“Unfortunately there are people who always discriminate against styles, saying, ‘Well, he plays for Metallica, he can’t tell this story!’” he continues. “To me that’s bullshit, because I saw the guy play four times. I’m 50 and I was able to see him play and these people didn’t see him play. It’s funny, because all of the older musicians that we’ve interviewed, like Wayne Shorter, who’s in [NYC jazz-fusion band] Weather Report and Bootsy Collins, they all have full respect for me and for what I’ve done as a musician, whether it’s been with Infectious Grooves or Suicidal Tendencies or even Metallica.

“But it doesn’t have to do with Rob Trujillo, the bass player, or ‘the bass player of Metallica’, it’s deeper than that. I’m just so happy to see the finish line right in front of me, and I mean that more in the sense that it feels right. It’s an accomplishment, and everybody that’s been involved has put a lot of passion in it.”

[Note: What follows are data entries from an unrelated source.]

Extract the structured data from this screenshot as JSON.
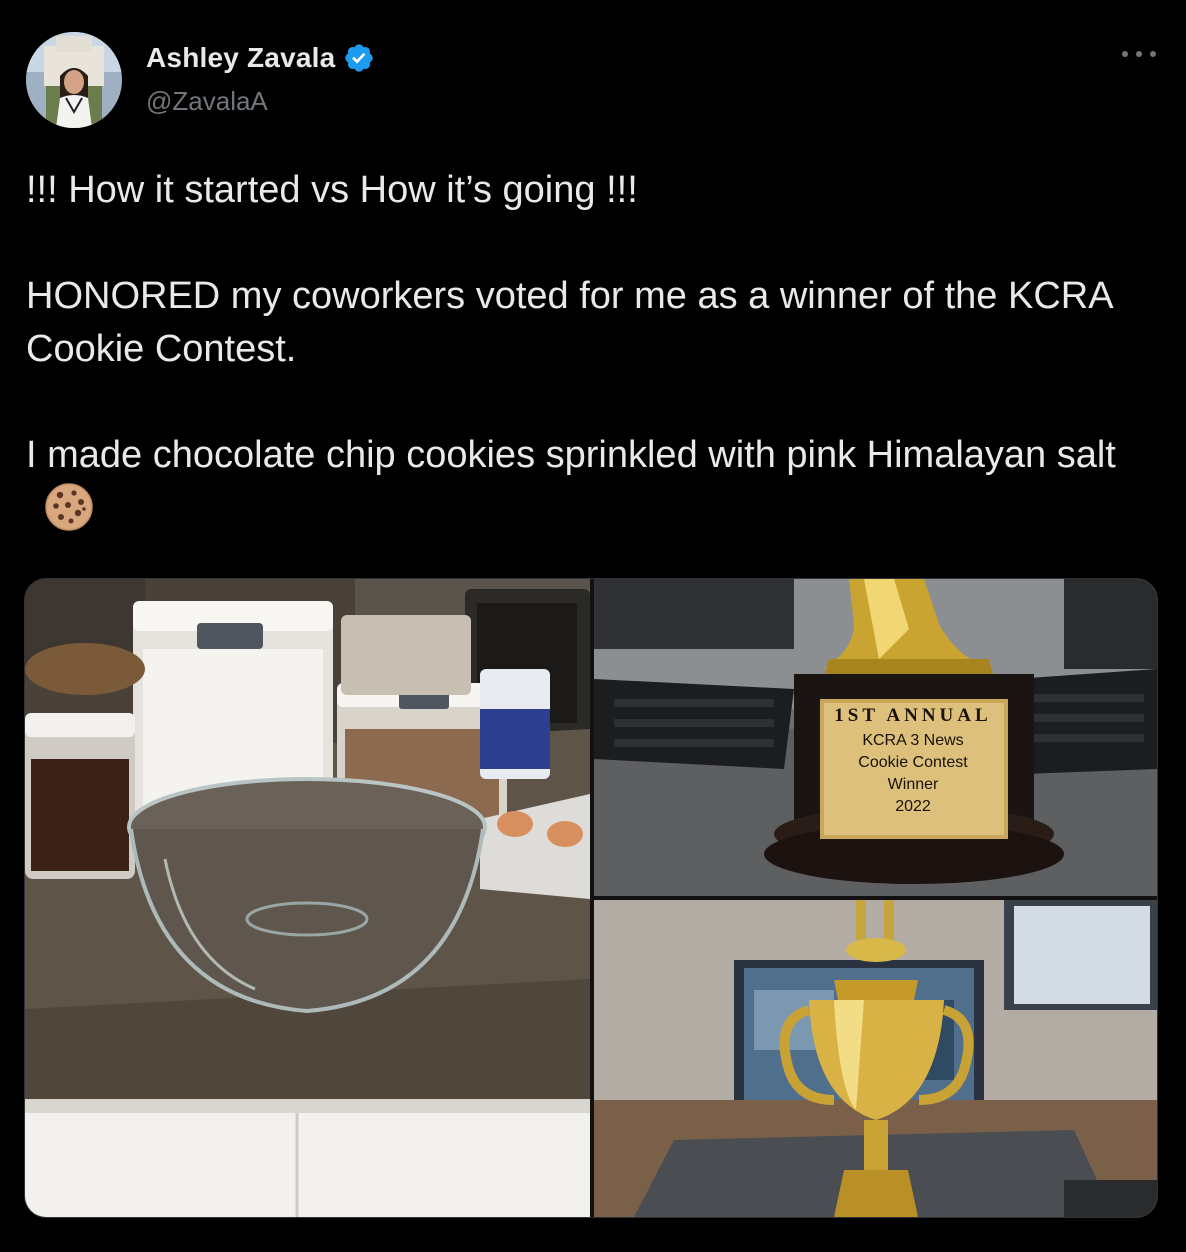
{
  "author": {
    "display_name": "Ashley Zavala",
    "handle": "@ZavalaA",
    "verified": true
  },
  "tweet": {
    "lines": [
      "!!! How it started vs How it’s going !!!",
      "HONORED my coworkers voted for me as a winner of the KCRA Cookie Contest.",
      "I made chocolate chip cookies sprinkled with pink Himalayan salt"
    ],
    "emoji": "cookie-icon"
  },
  "media": {
    "plaque": {
      "line1": "1ST ANNUAL",
      "line2": "KCRA 3 News",
      "line3": "Cookie Contest",
      "line4": "Winner",
      "line5": "2022"
    }
  },
  "colors": {
    "background": "#000000",
    "text": "#e7e9ea",
    "secondary": "#71767b",
    "verified": "#1d9bf0"
  }
}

Just now Lula rolls over on a skateboard with Riff trotting happily in tow. She announces that it’s time to go. Her dad smiles and promises that they can get breakfast soon. We remark how easily he appears to balance so many spinning plates.

“Between working with Metallica and finishing the film project, it’s been kind of crazy but at this age, it’s all about balance,” he reflects. “The biggest problem is just time. When you have a family, you’ve got to balance your life and your responsibilities.”

Of his day job, Rob is unsurprisingly cagey, but is at least happy to report that Metallica are “primarily in the process of writing right now. We’ve got some shows coming up. We’ve got a big show for Rock In Rio in Las Vegas, we’re gonna have some dates in Europe in the summer. We’re primarily writing. We’ve got a bunch of great ideas that we’re working on right now.”

This year he’ll travel the globe again like a proper rock star, with the fans, the festivals and all the outrageous fortune that life affords. But each day at some point, his thoughts will drift to coming home to Venice, where he can resume his peaceful life as just another dad taking his kids to the skate park.


Joe Daly

Hailing from San Diego, California, Joe Daly is an award-winning music journalist with over thirty years experience. Since 2010, Joe has been a regular contributor for Metal Hammer, penning cover features, news stories, album reviews and other content. Joe also writes for Classic Rock, Bass Player, Men’s Health and Outburn magazines. He has served as Music Editor for several online outlets and he has been a contributor for SPIN, the BBC and a frequent guest on several podcasts. When he’s not serenading his neighbours with black metal, Joe enjoys playing hockey, beating on his bass and fawning over his dogs.